In a letter addressed to Nursing Council chief executive Carolyn Reed, Maga said "We hope there will be justice and compassion for the nurses who are already working here. They certainly deserve to be registered under the old policy as they already proved to be of good service to the New Zealand health care system .” The council earlier issued other tough requirements for overseas-trained nurses, including passing an English language tests.
Maga recounted the experience of a Filipino nurse, a second-courser, who has been in New Zealand for almost three years and has a pending job offer in a hospital. The nurse finally passed the English proficiency test but the new policy “shattered her dream of finally getting a license,” Maga said. He added that the nurse could only work as a healthcare assistant and receive lower pay, despite the fact that New Zealand hospitals have a shortage of nurses. Many Filipino nurses were forced to go home to the Philippines as they could not afford to pay around 20,000 NZ dollars a year for the required additional semesters. Migrante said it would seek the support for the New Zealand Nurses Organization, the Human Rights Commission, the Philippine Nurses Association and other groups to protect nurses from discrimination and undue rejection.

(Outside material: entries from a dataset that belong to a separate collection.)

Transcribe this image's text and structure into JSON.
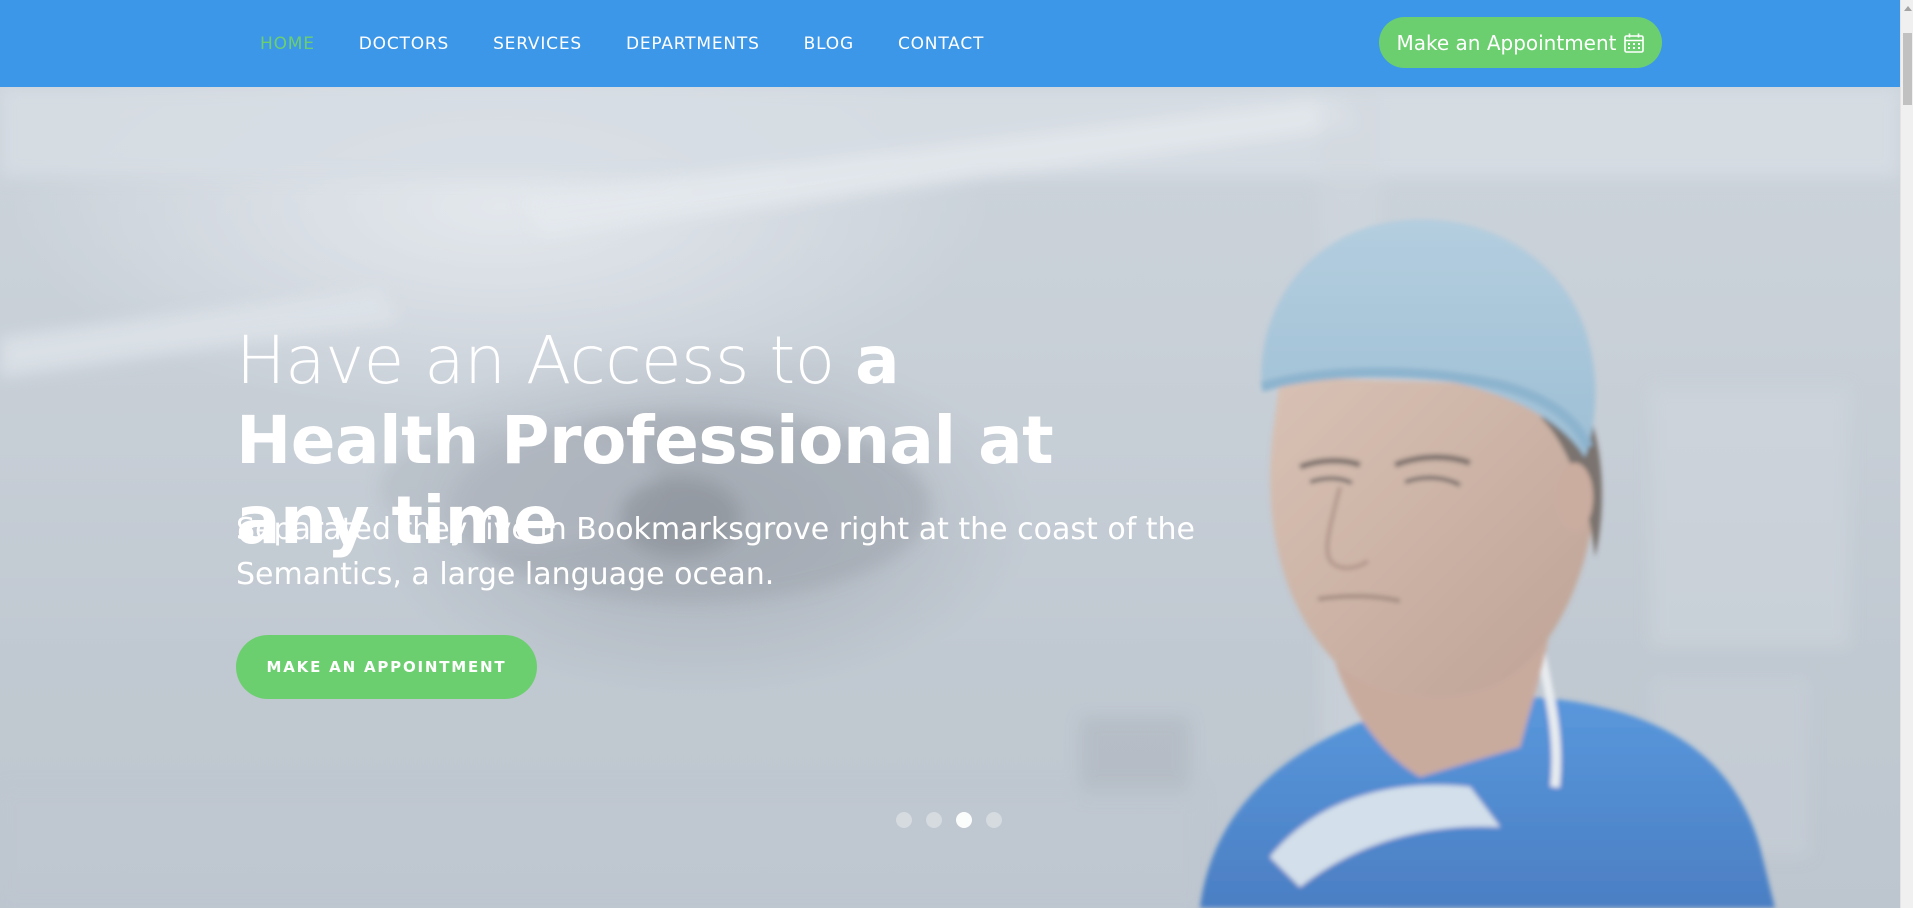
{
  "nav": {
    "items": [
      {
        "label": "HOME",
        "active": true
      },
      {
        "label": "DOCTORS",
        "active": false
      },
      {
        "label": "SERVICES",
        "active": false
      },
      {
        "label": "DEPARTMENTS",
        "active": false
      },
      {
        "label": "BLOG",
        "active": false
      },
      {
        "label": "CONTACT",
        "active": false
      }
    ],
    "cta_label": "Make an Appointment",
    "cta_icon": "calendar-icon"
  },
  "hero": {
    "heading_light": "Have an Access to ",
    "heading_bold": "a Health Professional at any time",
    "subtitle": "Separated they live in Bookmarksgrove right at the coast of the Semantics, a large language ocean.",
    "button_label": "MAKE AN APPOINTMENT",
    "slides_total": 4,
    "active_slide": 3
  },
  "colors": {
    "nav_bg": "#3d97e8",
    "accent_green": "#6ccf6f",
    "text_white": "#ffffff"
  }
}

The Philippine consul general, Marcos Punsalang, was earlier reported by the New Zealand media saying that the council should not reject Filipino nurses with qualifications they completed in less than four years. Punsalang said he personally assured the council of the "high quality and strict standards" of the Philippine nursing courses. Of the estimated 26,000 Filipinos in New Zealand, between 300 and 500 are nurses, according to Punsalang. The diplomat said hundreds of qualified Filipino nurses have been waiting for their registration to be approved so that they could seek employment.
The New Zealand Nursing Council earlier expressed worry that the rapid increase in the number of nursing students in the Philippines—about 450,000 in 2008 — might have an effect on the quality of the course. Nursing Council chief executive Carolyn Reed said representatives of the council would go to the Philippines to meet nursing regulatory and education officials and get assurance that the education courses meet New Zealand’ s standards. She said the proliferation of nursing courses and schools in the Philippines “have meant that we have had considerable difficulty assessing the adequacy of the theory and practice content of the programs of the nurses applying, in order to establish that they have met educational equivalence.”
MANILA, Philippines—A group of overseas Filipino workers has called on New Zealand authorities to approve the registration of qualified Filipino nurses working there for at least one year before the recent adoption of a policy on second courses. Migrante-Aotearoa protested the New Zealand Nursing Council’s policy of requiring nursing graduates who only took nursing as a second course to enroll for two to three more semesters before they can apply for registration.
Compilation of news re New Zealand water sector